> [Data]
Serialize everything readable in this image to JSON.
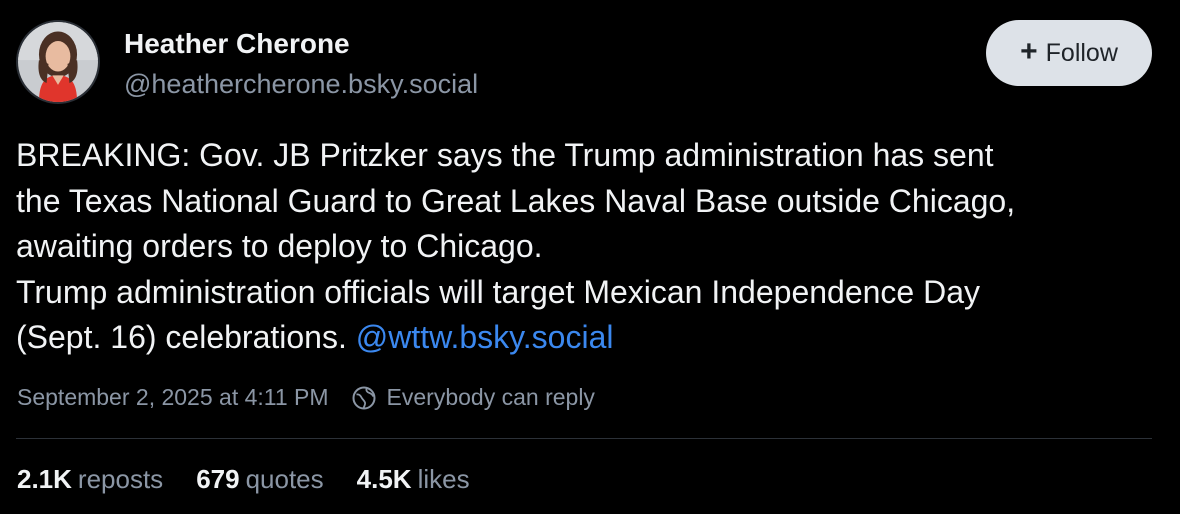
{
  "author": {
    "name": "Heather Cherone",
    "handle": "@heathercherone.bsky.social"
  },
  "follow_button": {
    "icon": "+",
    "label": "Follow"
  },
  "post": {
    "lines": [
      "BREAKING: Gov. JB Pritzker says the Trump administration has sent",
      "the Texas National Guard to Great Lakes Naval Base outside Chicago,",
      "awaiting orders to deploy to Chicago.",
      "Trump administration officials will target Mexican Independence Day"
    ],
    "last_line_text": "(Sept. 16) celebrations.",
    "mention": "@wttw.bsky.social"
  },
  "meta": {
    "timestamp": "September 2, 2025 at 4:11 PM",
    "reply_setting": "Everybody can reply"
  },
  "stats": {
    "reposts": {
      "count": "2.1K",
      "label": "reposts"
    },
    "quotes": {
      "count": "679",
      "label": "quotes"
    },
    "likes": {
      "count": "4.5K",
      "label": "likes"
    }
  },
  "colors": {
    "background": "#000000",
    "text": "#f1f3f5",
    "muted": "#8b96a5",
    "link": "#3b88ef",
    "follow_bg": "#dde2e8"
  }
}
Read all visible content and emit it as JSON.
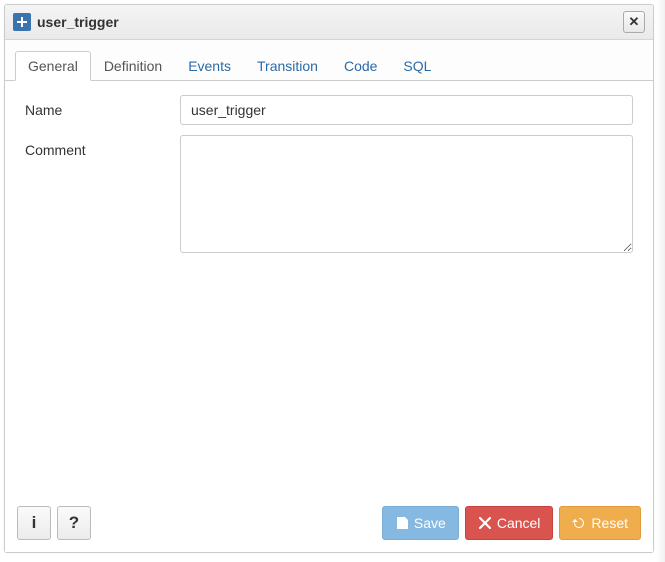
{
  "dialog": {
    "title": "user_trigger"
  },
  "tabs": [
    {
      "label": "General",
      "state": "active"
    },
    {
      "label": "Definition",
      "state": "secondary-active"
    },
    {
      "label": "Events",
      "state": ""
    },
    {
      "label": "Transition",
      "state": ""
    },
    {
      "label": "Code",
      "state": ""
    },
    {
      "label": "SQL",
      "state": ""
    }
  ],
  "form": {
    "name_label": "Name",
    "name_value": "user_trigger",
    "comment_label": "Comment",
    "comment_value": ""
  },
  "footer": {
    "save_label": "Save",
    "cancel_label": "Cancel",
    "reset_label": "Reset"
  }
}
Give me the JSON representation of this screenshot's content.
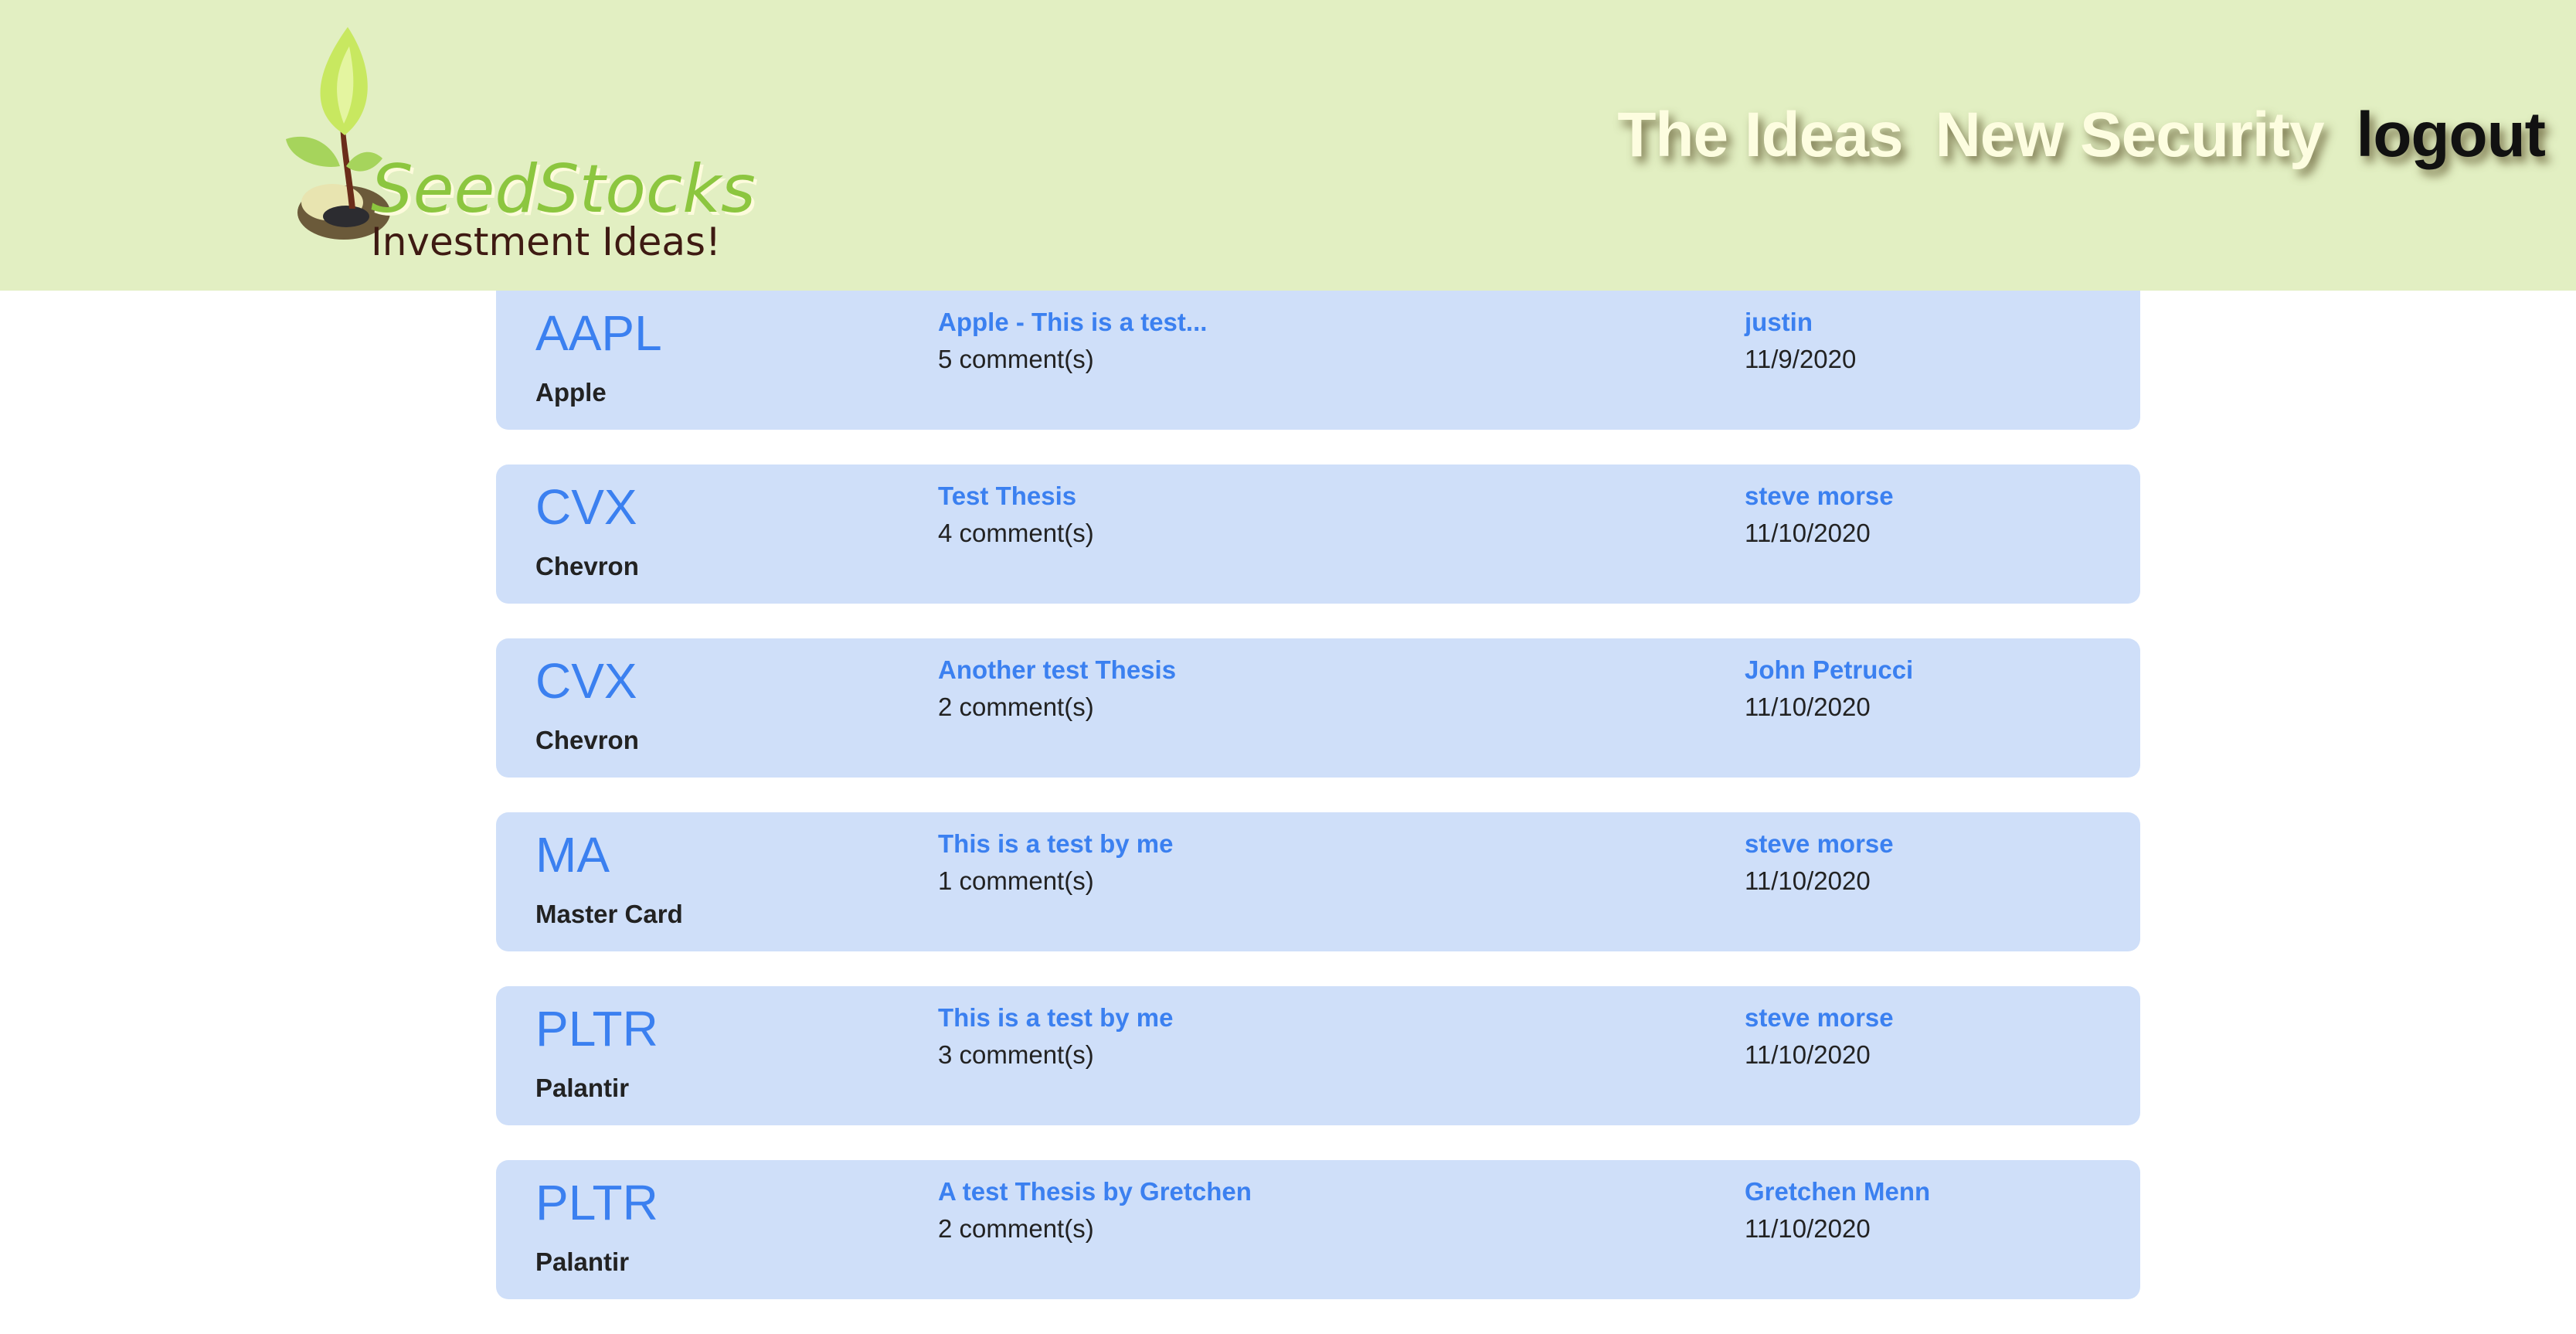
{
  "header": {
    "logo": {
      "name": "SeedStocks",
      "tagline": "Investment Ideas!"
    },
    "nav": [
      {
        "label": "The Ideas"
      },
      {
        "label": "New Security"
      },
      {
        "label": "logout"
      }
    ]
  },
  "colors": {
    "header_bg": "#e2efc2",
    "card_bg": "#cfdff9",
    "accent": "#3b80f0"
  },
  "ideas": [
    {
      "ticker": "AAPL",
      "company": "Apple",
      "title": "Apple - This is a test...",
      "comments": "5 comment(s)",
      "author": "justin",
      "date": "11/9/2020"
    },
    {
      "ticker": "CVX",
      "company": "Chevron",
      "title": "Test Thesis",
      "comments": "4 comment(s)",
      "author": "steve morse",
      "date": "11/10/2020"
    },
    {
      "ticker": "CVX",
      "company": "Chevron",
      "title": "Another test Thesis",
      "comments": "2 comment(s)",
      "author": "John Petrucci",
      "date": "11/10/2020"
    },
    {
      "ticker": "MA",
      "company": "Master Card",
      "title": "This is a test by me",
      "comments": "1 comment(s)",
      "author": "steve morse",
      "date": "11/10/2020"
    },
    {
      "ticker": "PLTR",
      "company": "Palantir",
      "title": "This is a test by me",
      "comments": "3 comment(s)",
      "author": "steve morse",
      "date": "11/10/2020"
    },
    {
      "ticker": "PLTR",
      "company": "Palantir",
      "title": "A test Thesis by Gretchen",
      "comments": "2 comment(s)",
      "author": "Gretchen Menn",
      "date": "11/10/2020"
    }
  ]
}
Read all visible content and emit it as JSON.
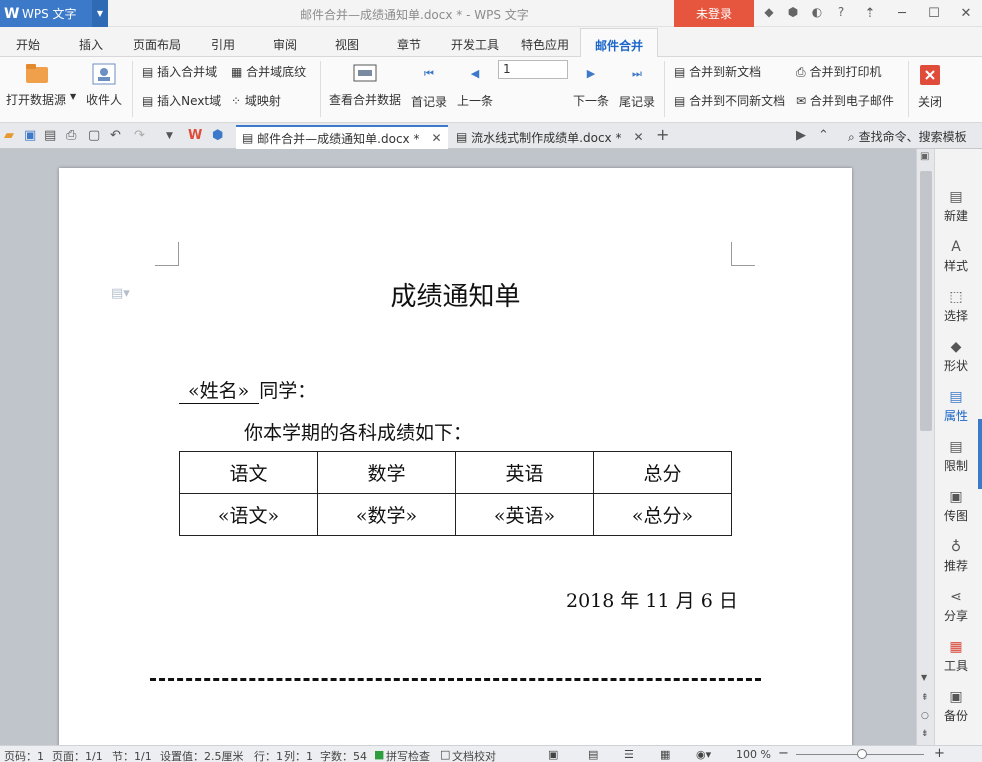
{
  "titlebar": {
    "app_name": "WPS 文字",
    "document_title": "邮件合并—成绩通知单.docx * - WPS 文字",
    "login_label": "未登录",
    "help_label": "?"
  },
  "menu": {
    "tabs": [
      "开始",
      "插入",
      "页面布局",
      "引用",
      "审阅",
      "视图",
      "章节",
      "开发工具",
      "特色应用",
      "邮件合并"
    ],
    "active_tab": "邮件合并"
  },
  "ribbon": {
    "open_datasource": "打开数据源",
    "recipients": "收件人",
    "insert_merge_field": "插入合并域",
    "merge_field_shading": "合并域底纹",
    "insert_next": "插入Next域",
    "field_mapping": "域映射",
    "view_merged_data": "查看合并数据",
    "first_record": "首记录",
    "previous": "上一条",
    "record_number": "1",
    "next": "下一条",
    "last_record": "尾记录",
    "merge_to_new_doc": "合并到新文档",
    "merge_to_separate_docs": "合并到不同新文档",
    "merge_to_printer": "合并到打印机",
    "merge_to_email": "合并到电子邮件",
    "close": "关闭"
  },
  "doc_tabs": [
    {
      "label": "邮件合并—成绩通知单.docx *",
      "active": true
    },
    {
      "label": "流水线式制作成绩单.docx *",
      "active": false
    }
  ],
  "search_label": "查找命令、搜索模板",
  "document": {
    "title": "成绩通知单",
    "name_field": "«姓名»",
    "greeting_suffix": "同学：",
    "intro": "你本学期的各科成绩如下：",
    "table_headers": [
      "语文",
      "数学",
      "英语",
      "总分"
    ],
    "table_fields": [
      "«语文»",
      "«数学»",
      "«英语»",
      "«总分»"
    ],
    "date": "2018 年 11 月 6 日"
  },
  "side_panel": [
    "新建",
    "样式",
    "选择",
    "形状",
    "属性",
    "限制",
    "传图",
    "推荐",
    "分享",
    "工具",
    "备份"
  ],
  "status": {
    "page_no": "页码：1",
    "pages": "页面：1/1",
    "section": "节：1/1",
    "position": "设置值：2.5厘米",
    "row": "行：1",
    "col": "列：1",
    "words": "字数：54",
    "spellcheck": "拼写检查",
    "doc_proof": "文档校对",
    "zoom": "100 %",
    "zoom_fraction": 0.5
  },
  "colors": {
    "brand": "#3c79c8",
    "login": "#e6553d",
    "active_tab_text": "#1c66c9"
  }
}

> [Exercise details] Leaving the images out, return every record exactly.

> [Response for this exercise]
Serialize everything readable in this image to JSON.
{
  "author": {
    "name": "Heather Cherone",
    "handle": "@heathercherone.bsky.social"
  },
  "follow_button": {
    "icon": "+",
    "label": "Follow"
  },
  "post": {
    "lines": [
      "BREAKING: Gov. JB Pritzker says the Trump administration has sent",
      "the Texas National Guard to Great Lakes Naval Base outside Chicago,",
      "awaiting orders to deploy to Chicago.",
      "Trump administration officials will target Mexican Independence Day"
    ],
    "last_line_text": "(Sept. 16) celebrations.",
    "mention": "@wttw.bsky.social"
  },
  "meta": {
    "timestamp": "September 2, 2025 at 4:11 PM",
    "reply_setting": "Everybody can reply"
  },
  "stats": {
    "reposts": {
      "count": "2.1K",
      "label": "reposts"
    },
    "quotes": {
      "count": "679",
      "label": "quotes"
    },
    "likes": {
      "count": "4.5K",
      "label": "likes"
    }
  },
  "colors": {
    "background": "#000000",
    "text": "#f1f3f5",
    "muted": "#8b96a5",
    "link": "#3b88ef",
    "follow_bg": "#dde2e8"
  }
}
Read all visible content and emit it as JSON.
{
  "dialog": {
    "title": "user_trigger"
  },
  "tabs": [
    {
      "label": "General",
      "state": "active"
    },
    {
      "label": "Definition",
      "state": "secondary-active"
    },
    {
      "label": "Events",
      "state": ""
    },
    {
      "label": "Transition",
      "state": ""
    },
    {
      "label": "Code",
      "state": ""
    },
    {
      "label": "SQL",
      "state": ""
    }
  ],
  "form": {
    "name_label": "Name",
    "name_value": "user_trigger",
    "comment_label": "Comment",
    "comment_value": ""
  },
  "footer": {
    "save_label": "Save",
    "cancel_label": "Cancel",
    "reset_label": "Reset"
  }
}
Give me the JSON representation of this screenshot's content.
{
  "header": {
    "logo": {
      "name": "SeedStocks",
      "tagline": "Investment Ideas!"
    },
    "nav": [
      {
        "label": "The Ideas"
      },
      {
        "label": "New Security"
      },
      {
        "label": "logout"
      }
    ]
  },
  "colors": {
    "header_bg": "#e2efc2",
    "card_bg": "#cfdff9",
    "accent": "#3b80f0"
  },
  "ideas": [
    {
      "ticker": "AAPL",
      "company": "Apple",
      "title": "Apple - This is a test...",
      "comments": "5 comment(s)",
      "author": "justin",
      "date": "11/9/2020"
    },
    {
      "ticker": "CVX",
      "company": "Chevron",
      "title": "Test Thesis",
      "comments": "4 comment(s)",
      "author": "steve morse",
      "date": "11/10/2020"
    },
    {
      "ticker": "CVX",
      "company": "Chevron",
      "title": "Another test Thesis",
      "comments": "2 comment(s)",
      "author": "John Petrucci",
      "date": "11/10/2020"
    },
    {
      "ticker": "MA",
      "company": "Master Card",
      "title": "This is a test by me",
      "comments": "1 comment(s)",
      "author": "steve morse",
      "date": "11/10/2020"
    },
    {
      "ticker": "PLTR",
      "company": "Palantir",
      "title": "This is a test by me",
      "comments": "3 comment(s)",
      "author": "steve morse",
      "date": "11/10/2020"
    },
    {
      "ticker": "PLTR",
      "company": "Palantir",
      "title": "A test Thesis by Gretchen",
      "comments": "2 comment(s)",
      "author": "Gretchen Menn",
      "date": "11/10/2020"
    }
  ]
}
Read all visible content and emit it as JSON.
{
  "titlebar": {
    "app_name": "WPS 文字",
    "document_title": "邮件合并—成绩通知单.docx * - WPS 文字",
    "login_label": "未登录",
    "help_label": "?"
  },
  "menu": {
    "tabs": [
      "开始",
      "插入",
      "页面布局",
      "引用",
      "审阅",
      "视图",
      "章节",
      "开发工具",
      "特色应用",
      "邮件合并"
    ],
    "active_tab": "邮件合并"
  },
  "ribbon": {
    "open_datasource": "打开数据源",
    "recipients": "收件人",
    "insert_merge_field": "插入合并域",
    "merge_field_shading": "合并域底纹",
    "insert_next": "插入Next域",
    "field_mapping": "域映射",
    "view_merged_data": "查看合并数据",
    "first_record": "首记录",
    "previous": "上一条",
    "record_number": "1",
    "next": "下一条",
    "last_record": "尾记录",
    "merge_to_new_doc": "合并到新文档",
    "merge_to_separate_docs": "合并到不同新文档",
    "merge_to_printer": "合并到打印机",
    "merge_to_email": "合并到电子邮件",
    "close": "关闭"
  },
  "doc_tabs": [
    {
      "label": "邮件合并—成绩通知单.docx *",
      "active": true
    },
    {
      "label": "流水线式制作成绩单.docx *",
      "active": false
    }
  ],
  "search_label": "查找命令、搜索模板",
  "document": {
    "title": "成绩通知单",
    "name_field": "«姓名»",
    "greeting_suffix": "同学：",
    "intro": "你本学期的各科成绩如下：",
    "table_headers": [
      "语文",
      "数学",
      "英语",
      "总分"
    ],
    "table_fields": [
      "«语文»",
      "«数学»",
      "«英语»",
      "«总分»"
    ],
    "date": "2018 年 11 月 6 日"
  },
  "side_panel": [
    "新建",
    "样式",
    "选择",
    "形状",
    "属性",
    "限制",
    "传图",
    "推荐",
    "分享",
    "工具",
    "备份"
  ],
  "status": {
    "page_no": "页码：1",
    "pages": "页面：1/1",
    "section": "节：1/1",
    "position": "设置值：2.5厘米",
    "row": "行：1",
    "col": "列：1",
    "words": "字数：54",
    "spellcheck": "拼写检查",
    "doc_proof": "文档校对",
    "zoom": "100 %",
    "zoom_fraction": 0.5
  },
  "colors": {
    "brand": "#3c79c8",
    "login": "#e6553d",
    "active_tab_text": "#1c66c9"
  }
}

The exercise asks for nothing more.